Last Sunday July 11th, President Díaz-Canel, the least charismatic man ever in the history of Cuban politics, said From the Council of States and Ministers that was “very criminal to call for protests at this time in which we have to see that people stay home, […] that people protect themselves.” As he said this, his voice was trembling and panicked about getting to the centrally located Televisión Cubana on Twenty-Third Street, and he was surrounded by guards and official journalists. Yet, after his statement, the Cuban dictator ordered ordinary Cuban citizens faithful to the Revolution to hit the streets; he disguised armed military personnel as civilians; and officially inaugurated a civil war in times of Coronavirus. ¿Who, the, in the criminal?
While the Cuban government tried to complicate matters by bringing up the embargo and the U.S., alluding to possible intervention by Yankee Imperialism, the reality is that this conversation is about us, ourselves, about what did with the country; it is about fear, prohibitions, the lack of freedom of expression, the economic disaster, the thievery and disrespect to which the citizenry is treated; the deep indoctrination and the unending game with our lives, which have been kidnapped, trapped in a roomful of mirrors, a labyrinth that leads nowhere else but to a failed, asphyxiating, and brutal ideological process from which escape is not possible with a massive and spontaneous reaction comparable only to the ones that took place during the Gerardo Machado regime.
How did we allow the decisions of a dynastic government kidnap an entire people?
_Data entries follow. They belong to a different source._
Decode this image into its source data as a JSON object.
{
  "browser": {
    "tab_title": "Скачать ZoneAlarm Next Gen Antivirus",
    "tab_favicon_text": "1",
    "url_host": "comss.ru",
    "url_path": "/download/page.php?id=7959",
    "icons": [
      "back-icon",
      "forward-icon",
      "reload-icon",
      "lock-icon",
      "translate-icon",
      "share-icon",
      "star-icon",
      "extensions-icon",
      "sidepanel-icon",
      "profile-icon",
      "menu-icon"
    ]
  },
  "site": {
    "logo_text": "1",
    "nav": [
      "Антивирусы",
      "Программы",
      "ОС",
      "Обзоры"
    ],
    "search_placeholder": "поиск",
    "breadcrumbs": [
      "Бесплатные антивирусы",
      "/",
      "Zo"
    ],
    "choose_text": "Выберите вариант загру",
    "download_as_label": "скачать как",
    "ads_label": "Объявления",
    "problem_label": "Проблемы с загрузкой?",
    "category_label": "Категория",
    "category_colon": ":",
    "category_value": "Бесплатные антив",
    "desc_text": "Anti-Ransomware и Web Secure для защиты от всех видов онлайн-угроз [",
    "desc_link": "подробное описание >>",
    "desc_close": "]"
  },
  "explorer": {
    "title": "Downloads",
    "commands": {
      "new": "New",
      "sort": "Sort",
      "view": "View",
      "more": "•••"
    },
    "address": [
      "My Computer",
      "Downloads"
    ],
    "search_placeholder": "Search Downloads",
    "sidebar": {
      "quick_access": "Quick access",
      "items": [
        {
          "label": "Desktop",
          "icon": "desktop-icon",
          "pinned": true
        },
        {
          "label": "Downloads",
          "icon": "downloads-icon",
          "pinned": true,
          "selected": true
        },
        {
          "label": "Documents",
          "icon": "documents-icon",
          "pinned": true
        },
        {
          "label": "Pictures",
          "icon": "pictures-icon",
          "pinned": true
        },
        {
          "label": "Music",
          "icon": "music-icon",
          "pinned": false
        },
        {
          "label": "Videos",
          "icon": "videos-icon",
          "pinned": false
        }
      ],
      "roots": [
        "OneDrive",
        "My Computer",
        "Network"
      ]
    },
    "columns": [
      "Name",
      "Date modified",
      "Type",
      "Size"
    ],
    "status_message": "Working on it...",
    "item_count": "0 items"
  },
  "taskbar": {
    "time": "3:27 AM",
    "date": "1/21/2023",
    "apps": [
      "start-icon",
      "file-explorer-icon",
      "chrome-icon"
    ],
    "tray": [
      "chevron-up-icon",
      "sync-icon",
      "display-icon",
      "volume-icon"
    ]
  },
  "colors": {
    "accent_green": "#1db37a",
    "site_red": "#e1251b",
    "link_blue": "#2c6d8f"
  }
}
When did our parents, grandparents, and older siblings give in, believing that the only option for a country to be sovereign is to accept a one-party system?
Ever since we were kids we’ve hummed the same song: “Cuba, territorio libre de América” [Cuba, a free territory in America], “El primer territorio que derrocó al imperialismo en el continente” [The first territory to overthrow imperialism on the continent]. That very same Cuba today is a prisoner of its own government, which at the end of a gun imposes on us a useless ideology, useless even for surviving as captives.
The heavy silence of artists and intellectuals on the island is noticeable. However, the work being done by independent journalists and media is admirable, as is the strength of a new generation of visual artists, playwrights, writers and filmmakers, all them singular agents of change; creators between fifty and seventeen-years old who are risking their lives on the streets and challenging prohibitions.
All of them are being looked for, if they’re not already in custody, but their will for telling the story, does not weaken. Like in a dangerous reality show, the events are happening in real time. Cubans are going out onto the streets armed with only their cellphones, becoming the principal narrators and protagonists of the moment.
Now it is the NGOs,’ United Nations, ‘International Red Cross,’ and other entities turn to demand entry into Cuba to save lives at a time of critical a health crisis and terrible hunger. Do not believe the official rhetoric, or its skewed statistics; listen to people speaking from their homes, broadcasting live and in desperation.
A motto is not worth more than a life. We must destroy this socialist realist idea of the smiling Caribbean island, because that is not our reality.
Accredited foreign journalists in Cuba are threatened with losing their credentials if they tell the truth about what’s happening. At times like this they are asked to be moderate with their headlines. That is why it is recommendable to listen to and follow the independent media in and outside Cuba.
Presidents, ministers, diplomats, businessmen, and opinion leaders all around the world: understand the profound crisis to which we are being subjected and leave your political prejudices to one side. This is about saving an isolated people adrift. Our only frontiers are water and our exits are militarily controlled.
We need transparent journalism about what is happening. Cuba is being eaten raw, with no salt or condiments. Dictators have to be called dictators. Enough of this intellectualizing the topic of Cuba. Once and for all, we have to accept it is the end of utopia.
Let us go beyond the olive green utopia, bury the historic bad luck we have had to endure and forever marked our lives.
The people, those who guide and embody all revolutions, is already on the street. All over the island one can hear the following loud and clear:
Viva Cuba Libre!
Wendy Guerra Torres (1970), formally Wendy Guerra Torres, is a Cuban poet and novelist. After a brief career acting in Cuban film and television, she turned to writing and won recognition more readily abroad than within Cuba. Her works have been translated into several languages. She has been described as "a kind of diva of contemporary Cuban literature".